*** Task inputs Section Begins ***

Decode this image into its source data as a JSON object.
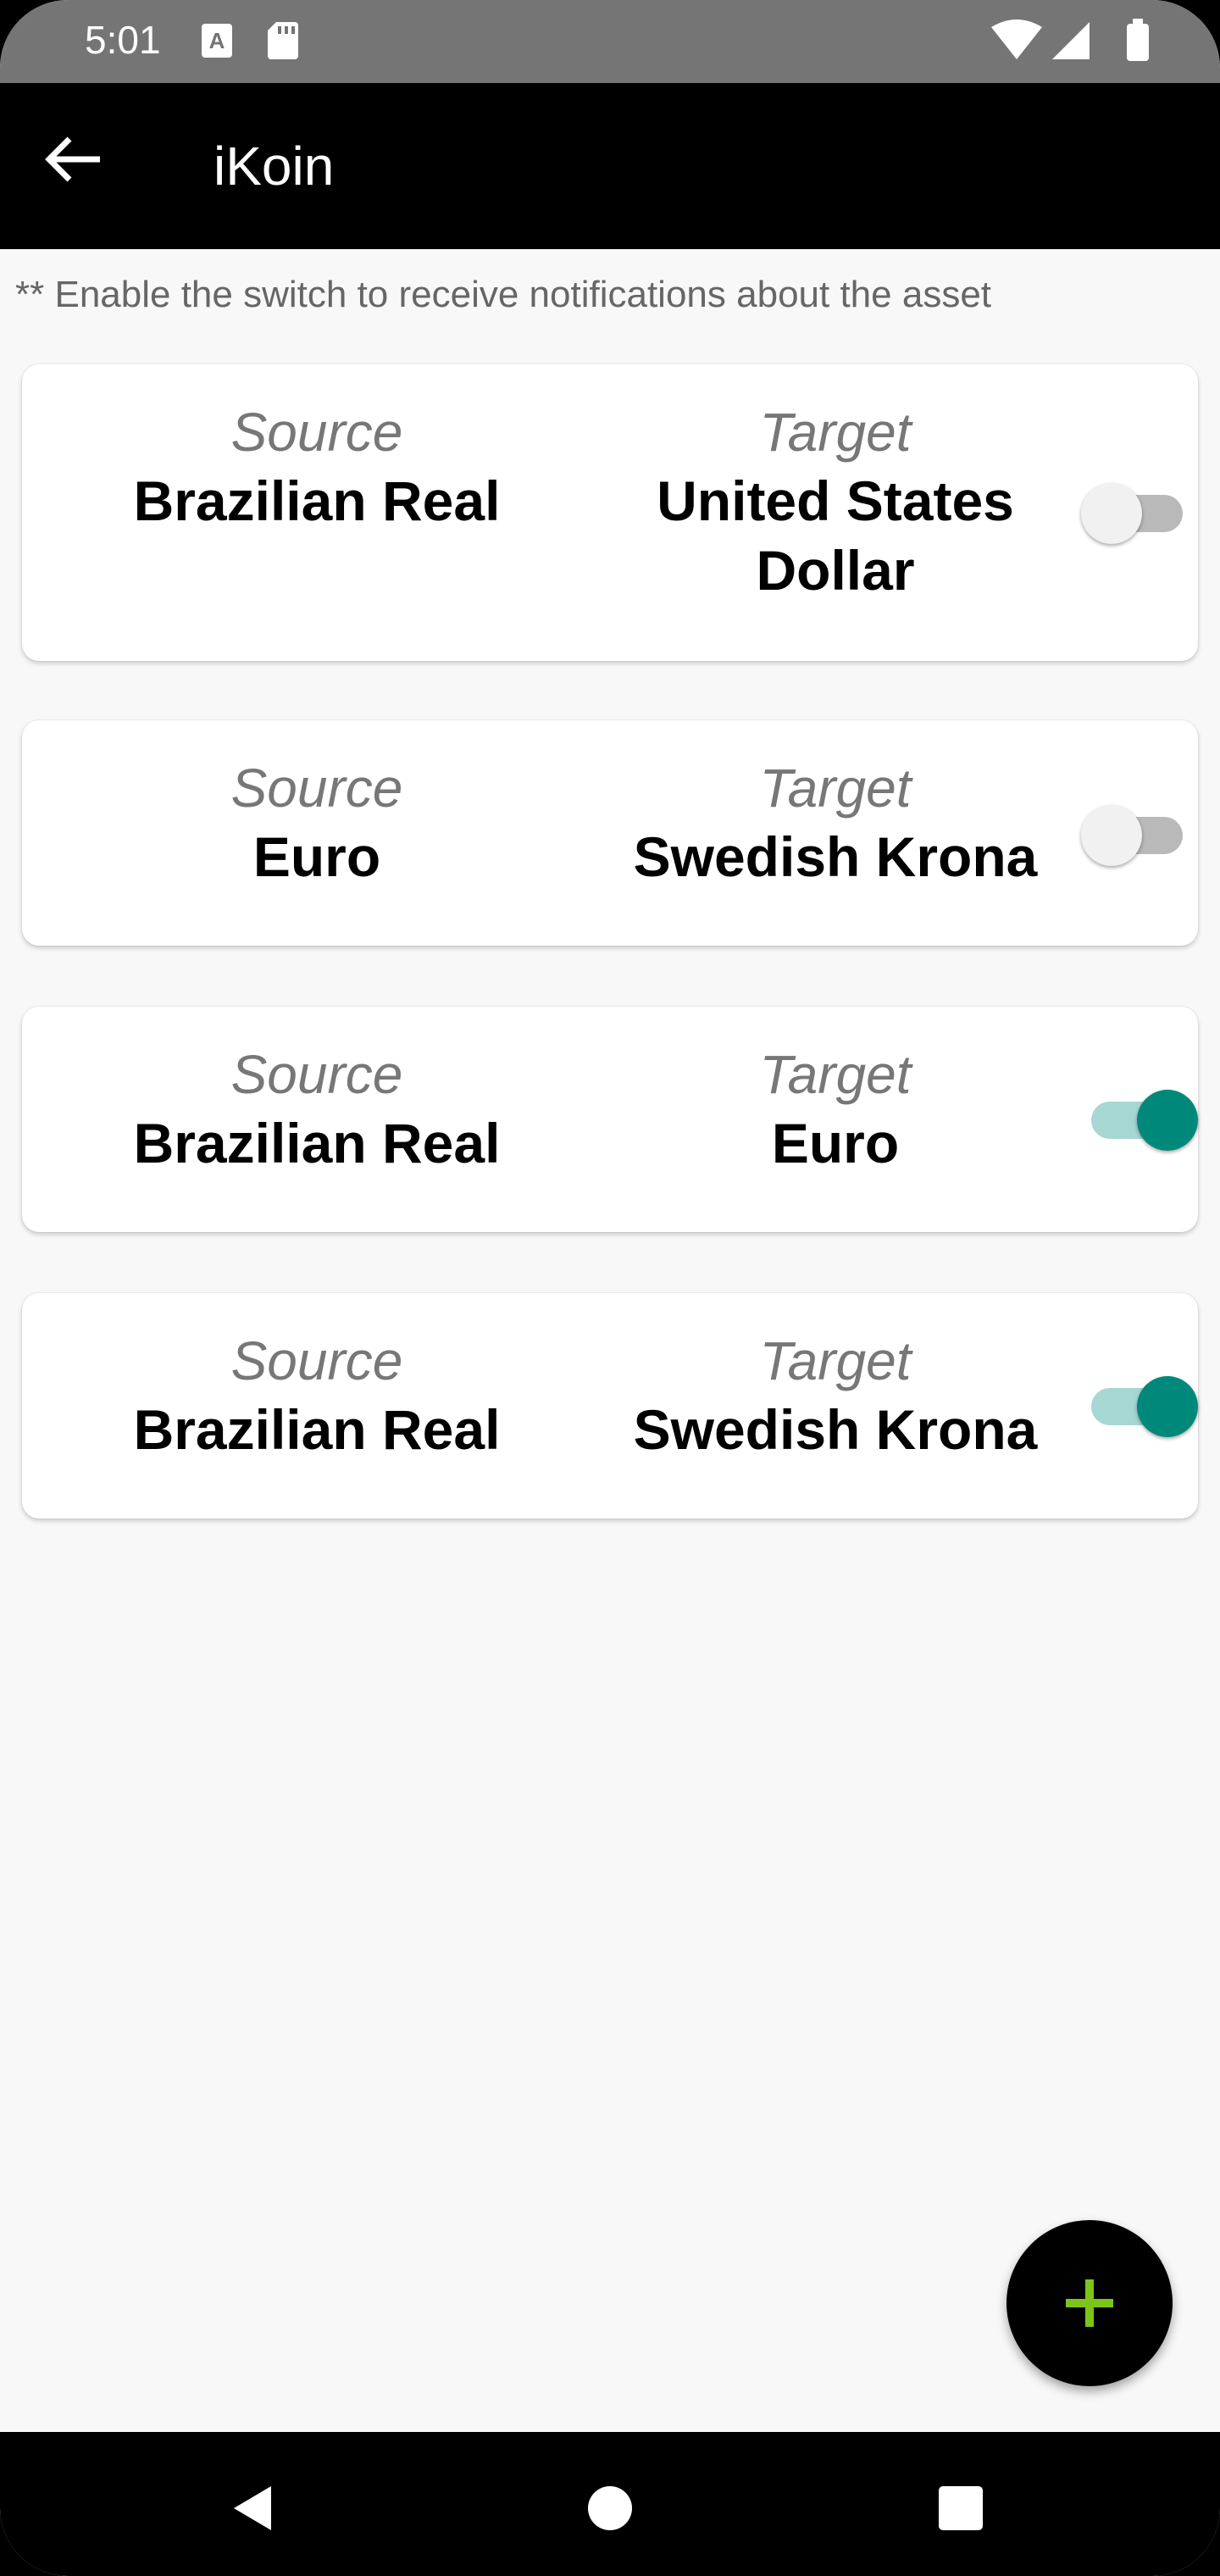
{
  "status_bar": {
    "time": "5:01",
    "icons": [
      "a-notification-icon",
      "sd-card-icon",
      "wifi-icon",
      "signal-icon",
      "battery-icon"
    ]
  },
  "app_bar": {
    "title": "iKoin",
    "back_icon": "arrow-left-icon"
  },
  "hint": "** Enable the switch to receive notifications about the asset",
  "colors": {
    "app_bar": "#000000",
    "status_bar": "#757575",
    "accent": "#00897b",
    "fab_plus": "#7cc41a"
  },
  "pairs": [
    {
      "source_label": "Source",
      "source": "Brazilian Real",
      "target_label": "Target",
      "target": "United States Dollar",
      "notifications_enabled": false
    },
    {
      "source_label": "Source",
      "source": "Euro",
      "target_label": "Target",
      "target": "Swedish Krona",
      "notifications_enabled": false
    },
    {
      "source_label": "Source",
      "source": "Brazilian Real",
      "target_label": "Target",
      "target": "Euro",
      "notifications_enabled": true
    },
    {
      "source_label": "Source",
      "source": "Brazilian Real",
      "target_label": "Target",
      "target": "Swedish Krona",
      "notifications_enabled": true
    }
  ],
  "fab": {
    "icon": "plus-icon"
  },
  "nav_bar": {
    "icons": [
      "back-triangle-icon",
      "home-circle-icon",
      "recents-square-icon"
    ]
  }
}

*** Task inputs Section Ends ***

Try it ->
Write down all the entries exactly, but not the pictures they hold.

Response box ->
Decode this image into its source data as a JSON object.
{
  "status_bar": {
    "time": "5:01",
    "icons": [
      "a-notification-icon",
      "sd-card-icon",
      "wifi-icon",
      "signal-icon",
      "battery-icon"
    ]
  },
  "app_bar": {
    "title": "iKoin",
    "back_icon": "arrow-left-icon"
  },
  "hint": "** Enable the switch to receive notifications about the asset",
  "colors": {
    "app_bar": "#000000",
    "status_bar": "#757575",
    "accent": "#00897b",
    "fab_plus": "#7cc41a"
  },
  "pairs": [
    {
      "source_label": "Source",
      "source": "Brazilian Real",
      "target_label": "Target",
      "target": "United States Dollar",
      "notifications_enabled": false
    },
    {
      "source_label": "Source",
      "source": "Euro",
      "target_label": "Target",
      "target": "Swedish Krona",
      "notifications_enabled": false
    },
    {
      "source_label": "Source",
      "source": "Brazilian Real",
      "target_label": "Target",
      "target": "Euro",
      "notifications_enabled": true
    },
    {
      "source_label": "Source",
      "source": "Brazilian Real",
      "target_label": "Target",
      "target": "Swedish Krona",
      "notifications_enabled": true
    }
  ],
  "fab": {
    "icon": "plus-icon"
  },
  "nav_bar": {
    "icons": [
      "back-triangle-icon",
      "home-circle-icon",
      "recents-square-icon"
    ]
  }
}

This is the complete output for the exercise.